Eric Figueroa - Finland

My summers usually consisted of volunteering in a research lab near my home in Phoenix or Tucson - further developing my research skills. This past summer wasn’t much different... except for the fact that I was performing research in Finland! I had always wanted to visit Europe, but I hadn’t considered visiting, let alone doing research in, the Nordic country. When I was awarded a grant from the BRAVO! Program, I was ecstatic. I had only traveled outside of the United States to visit relatives in Mexico before, so my stay in Finland was my first true foreign experience and one that I will never forget.

I had the opportunity to work with Dr. Alexander Kastaniotis. One aspect of his lab focuses on the mitochondria and its fatty acid metabolism. My project consisted of investigating the mammalian protein, holocarboxylase synthetase ligase (Hlcs), and how it becomes localized in the mitochondria. Various proteins have shown to be dually localized within cells. Mitochondrial proteins that serve similar purposes in the mitochondria and cytosol are just one example of this phenomenon. The mechanisms by which a protein dually localizes within cells can vary.

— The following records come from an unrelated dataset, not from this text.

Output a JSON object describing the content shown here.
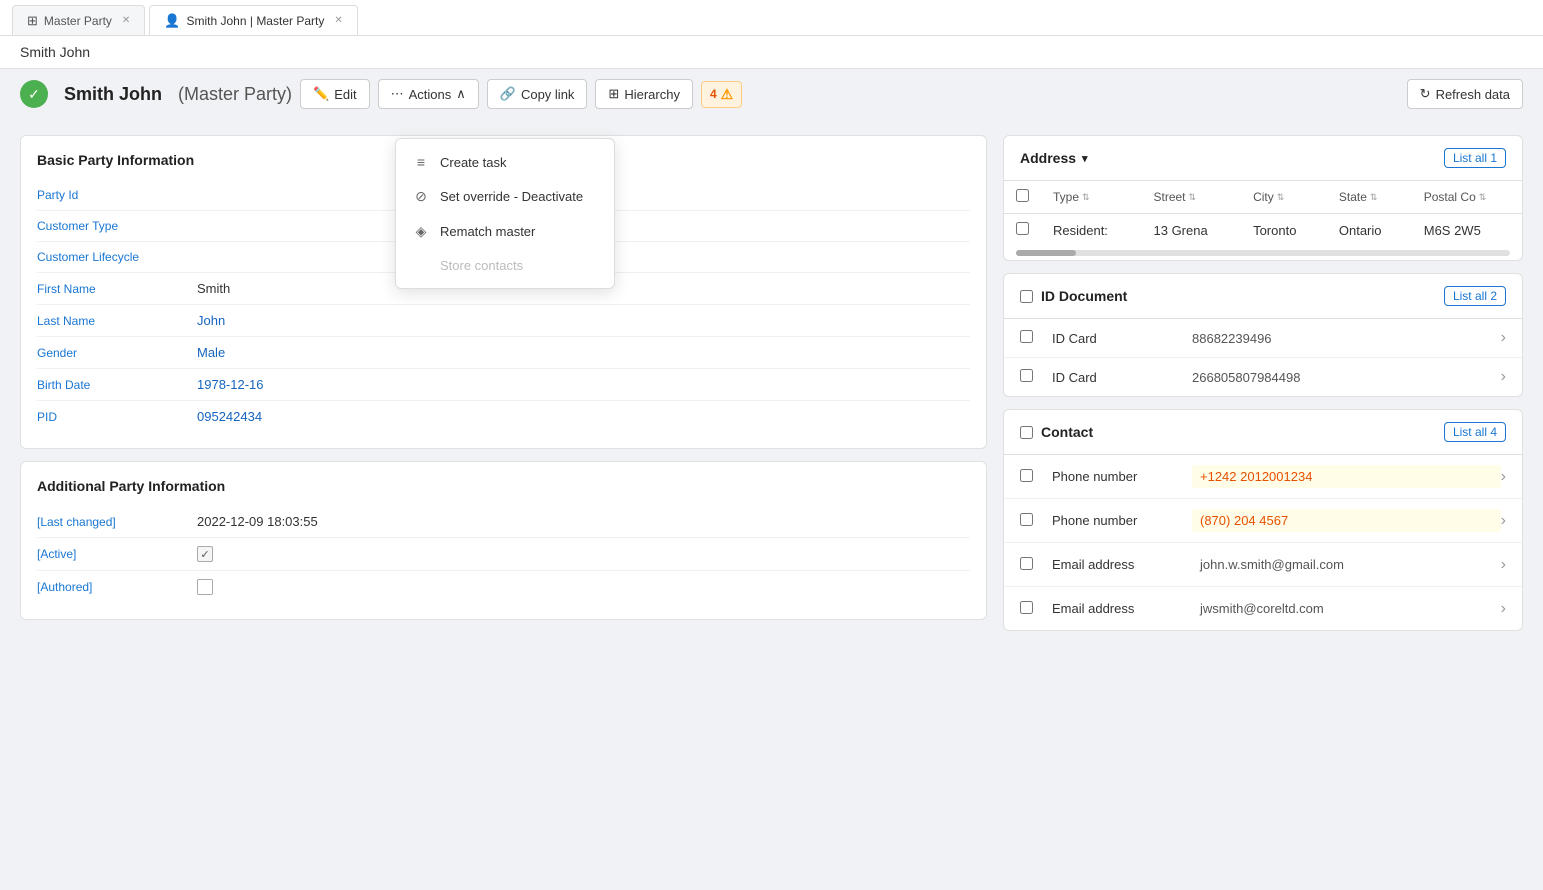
{
  "tabs": [
    {
      "id": "master-party",
      "label": "Master Party",
      "active": false,
      "icon": "grid-icon"
    },
    {
      "id": "smith-john",
      "label": "Smith John | Master Party",
      "active": true,
      "icon": "person-icon"
    }
  ],
  "page_header": {
    "title": "Smith John"
  },
  "toolbar": {
    "status_icon": "✓",
    "record_name": "Smith John",
    "record_type": "(Master Party)",
    "edit_label": "Edit",
    "actions_label": "Actions",
    "copy_label": "Copy link",
    "hierarchy_label": "Hierarchy",
    "badge_count": "4",
    "refresh_label": "Refresh data"
  },
  "actions_menu": {
    "items": [
      {
        "id": "create-task",
        "label": "Create task",
        "icon": "list-icon",
        "disabled": false
      },
      {
        "id": "set-override",
        "label": "Set override - Deactivate",
        "icon": "block-icon",
        "disabled": false
      },
      {
        "id": "rematch-master",
        "label": "Rematch master",
        "icon": "diamond-icon",
        "disabled": false
      },
      {
        "id": "store-contacts",
        "label": "Store contacts",
        "icon": "",
        "disabled": true
      }
    ]
  },
  "basic_party_info": {
    "title": "Basic Party Information",
    "fields": [
      {
        "label": "Party Id",
        "value": "",
        "type": "text"
      },
      {
        "label": "Customer Type",
        "value": "",
        "type": "text"
      },
      {
        "label": "Customer Lifecycle",
        "value": "",
        "type": "text"
      },
      {
        "label": "First Name",
        "value": "Smith",
        "type": "text"
      },
      {
        "label": "Last Name",
        "value": "John",
        "type": "text"
      },
      {
        "label": "Gender",
        "value": "Male",
        "type": "text"
      },
      {
        "label": "Birth Date",
        "value": "1978-12-16",
        "type": "text"
      },
      {
        "label": "PID",
        "value": "095242434",
        "type": "text"
      }
    ]
  },
  "additional_party_info": {
    "title": "Additional Party Information",
    "fields": [
      {
        "label": "[Last changed]",
        "value": "2022-12-09 18:03:55",
        "type": "text"
      },
      {
        "label": "[Active]",
        "value": "✓",
        "type": "checkbox",
        "checked": true
      },
      {
        "label": "[Authored]",
        "value": "",
        "type": "checkbox",
        "checked": false
      }
    ]
  },
  "address": {
    "title": "Address",
    "list_all": "List all 1",
    "columns": [
      "Type",
      "Street",
      "City",
      "State",
      "Postal Co"
    ],
    "rows": [
      {
        "type": "Resident:",
        "street": "13 Grena",
        "city": "Toronto",
        "state": "Ontario",
        "postal": "M6S 2W5"
      }
    ]
  },
  "id_document": {
    "title": "ID Document",
    "list_all": "List all 2",
    "rows": [
      {
        "type": "ID Card",
        "number": "88682239496"
      },
      {
        "type": "ID Card",
        "number": "266805807984498"
      }
    ]
  },
  "contact": {
    "title": "Contact",
    "list_all": "List all 4",
    "rows": [
      {
        "type": "Phone number",
        "value": "+1242 2012001234",
        "highlight": true
      },
      {
        "type": "Phone number",
        "value": "(870) 204 4567",
        "highlight": true
      },
      {
        "type": "Email address",
        "value": "john.w.smith@gmail.com",
        "highlight": false
      },
      {
        "type": "Email address",
        "value": "jwsmith@coreltd.com",
        "highlight": false
      }
    ]
  }
}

The Kastaniotis Lab at the University of Oulu in Finland has found evidence that yeast homolog, biotin protein ligase may be dually localized. We believe that Hlcs may have a mitochondrial targeting sequence (MTS) to help facilitate its dual localization in the mitochondria and cytosol. We manipulated the proposed MTS using a CRISPR editing methodology and measured lipoylation and respiration levels to determine if mitochondrial fatty acid synthesis (mtFAS) is affected. As I worked on my project it became clear that I would not be able to complete it in the allotted time, so I was given several other little projects that also investigated other proteins in a similar fashion but in yeast. I completed my research by acquiring various cloning techniques, something I was not previously familiar with but has been added to my set of research skills.

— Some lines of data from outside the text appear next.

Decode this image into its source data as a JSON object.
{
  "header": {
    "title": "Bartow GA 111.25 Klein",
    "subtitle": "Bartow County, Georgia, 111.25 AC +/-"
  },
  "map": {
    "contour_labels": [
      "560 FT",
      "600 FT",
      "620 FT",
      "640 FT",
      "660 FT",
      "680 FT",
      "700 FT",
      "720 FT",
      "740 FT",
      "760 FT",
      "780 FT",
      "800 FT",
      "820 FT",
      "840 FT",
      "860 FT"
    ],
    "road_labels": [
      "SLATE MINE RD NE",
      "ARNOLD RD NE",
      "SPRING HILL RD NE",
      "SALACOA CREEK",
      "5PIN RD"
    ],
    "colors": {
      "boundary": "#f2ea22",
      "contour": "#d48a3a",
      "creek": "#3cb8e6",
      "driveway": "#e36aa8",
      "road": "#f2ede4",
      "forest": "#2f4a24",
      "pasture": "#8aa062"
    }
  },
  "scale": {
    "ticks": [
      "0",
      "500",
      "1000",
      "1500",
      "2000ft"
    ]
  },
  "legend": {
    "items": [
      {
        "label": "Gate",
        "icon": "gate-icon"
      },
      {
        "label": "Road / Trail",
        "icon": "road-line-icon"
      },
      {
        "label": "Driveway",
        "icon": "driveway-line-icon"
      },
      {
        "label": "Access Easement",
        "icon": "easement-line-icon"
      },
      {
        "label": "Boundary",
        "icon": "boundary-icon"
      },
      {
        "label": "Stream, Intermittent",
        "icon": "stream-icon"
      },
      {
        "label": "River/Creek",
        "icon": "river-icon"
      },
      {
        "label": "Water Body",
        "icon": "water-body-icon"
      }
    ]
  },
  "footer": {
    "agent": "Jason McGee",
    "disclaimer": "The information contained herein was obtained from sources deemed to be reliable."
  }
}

While I went to Finland to gain research experience, I also hoped to experience the Finish culture. We get so comfortable and accustomed to the lifestyle in our hometown that spending more than a few days in a faraway place can be an eye opener. My first observation upon arrival was how beautiful the country was. Everything was clean and green - a vastly different scene from the desert in Tucson, Arizona. The weather was gloomy for most of my stay, but there was a period of a few weeks when the temperature was very pleasant. Anyone could tell the Finns appreciated good weather because the entire city would be out walking, skating, or biking around on the nicely paved paths that can take you just about anywhere. I used them extensively to go sightseeing. The paths were surrounded by beautiful forestry, a sight to see in itself. On one of these nice days, my lab mate Geoffray invited me to Tuira beach to swim in the river and play beach volleyball. Many people took advantage of the great weather to hang out there as well. It was the first time I had ever swam in a river. It was much colder than I would’ve preferred but the locals had other opinions.

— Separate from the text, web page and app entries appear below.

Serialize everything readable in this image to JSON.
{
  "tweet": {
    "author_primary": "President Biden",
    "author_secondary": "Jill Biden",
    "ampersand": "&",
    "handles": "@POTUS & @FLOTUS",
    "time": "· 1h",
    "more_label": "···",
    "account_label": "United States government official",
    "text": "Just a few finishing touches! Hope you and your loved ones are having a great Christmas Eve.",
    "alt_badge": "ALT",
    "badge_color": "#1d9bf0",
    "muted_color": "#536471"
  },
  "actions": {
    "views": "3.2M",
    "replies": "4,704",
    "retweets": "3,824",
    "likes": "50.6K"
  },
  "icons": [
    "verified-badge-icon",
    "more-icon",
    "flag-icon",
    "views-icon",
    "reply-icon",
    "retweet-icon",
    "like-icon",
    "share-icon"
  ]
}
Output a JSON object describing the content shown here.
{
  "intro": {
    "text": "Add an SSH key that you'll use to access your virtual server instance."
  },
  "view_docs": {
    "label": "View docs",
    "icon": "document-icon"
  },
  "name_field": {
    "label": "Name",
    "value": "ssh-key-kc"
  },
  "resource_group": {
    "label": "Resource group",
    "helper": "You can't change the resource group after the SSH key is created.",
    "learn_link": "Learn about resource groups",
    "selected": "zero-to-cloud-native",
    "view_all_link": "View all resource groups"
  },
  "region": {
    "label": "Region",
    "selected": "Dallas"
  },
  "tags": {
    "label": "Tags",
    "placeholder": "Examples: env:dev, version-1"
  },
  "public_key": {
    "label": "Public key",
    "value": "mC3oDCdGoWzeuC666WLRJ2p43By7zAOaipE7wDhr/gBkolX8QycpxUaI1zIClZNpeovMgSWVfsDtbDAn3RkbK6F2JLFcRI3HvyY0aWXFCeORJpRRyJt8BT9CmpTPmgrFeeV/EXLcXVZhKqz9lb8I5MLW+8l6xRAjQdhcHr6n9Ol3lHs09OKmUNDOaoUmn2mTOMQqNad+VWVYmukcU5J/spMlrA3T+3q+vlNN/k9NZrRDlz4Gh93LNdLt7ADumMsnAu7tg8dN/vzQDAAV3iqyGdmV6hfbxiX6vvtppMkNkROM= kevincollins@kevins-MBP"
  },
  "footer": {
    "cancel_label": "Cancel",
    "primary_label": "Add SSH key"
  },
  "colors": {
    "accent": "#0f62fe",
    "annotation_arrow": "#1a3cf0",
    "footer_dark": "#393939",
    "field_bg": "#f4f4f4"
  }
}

Swimming in the river is a popular thing to do in Oulu, but enjoying time in sauna is the ultimate Finnish pastime. I was astonished to discover that just about every house/building would have a sauna. After trying one out for the first time, I found how relaxing it was and how nice it felt if it was a little cold out. The Finnish winter can be a rough one, with it always being nighttime and really cold (around -30C), and I could see how the sauna can help during those times. The sauna also felt so relaxing and good after going berry picking with another lab mate Antti. This was my first time picking blueberries, so I was excited. I geared up in boots and bug net clothes, and readied my berry scooper. After two hours in the woods and swampy areas, I probably collected as many mosquito bites as I did blueberries. The delicious wild blueberries and sauna afterwards were worth the bug bites though. I enjoyed my time in Finland so much that the only thing I would have done differently was to apply for an entire year in the BRAVO! Program. Then I could have work longer on my project and experienced more of the beautiful country of Finland.

I want to thank my PI, Dr. Carol Dieckmann, for mentoring me as I grow as a scientist. I would also like to thank Dr. Carol Bender for the help and opportunity to partake in BRAVO! And finally, I would like to thank Dr. Alex Kastaniotis and everyone I met in Finland for all the experiences and knowledge I have gained throughout my time in Finland.

This opportunity was funded in part by a grant to the University of Arizona from the National Institute of Health (MD001427).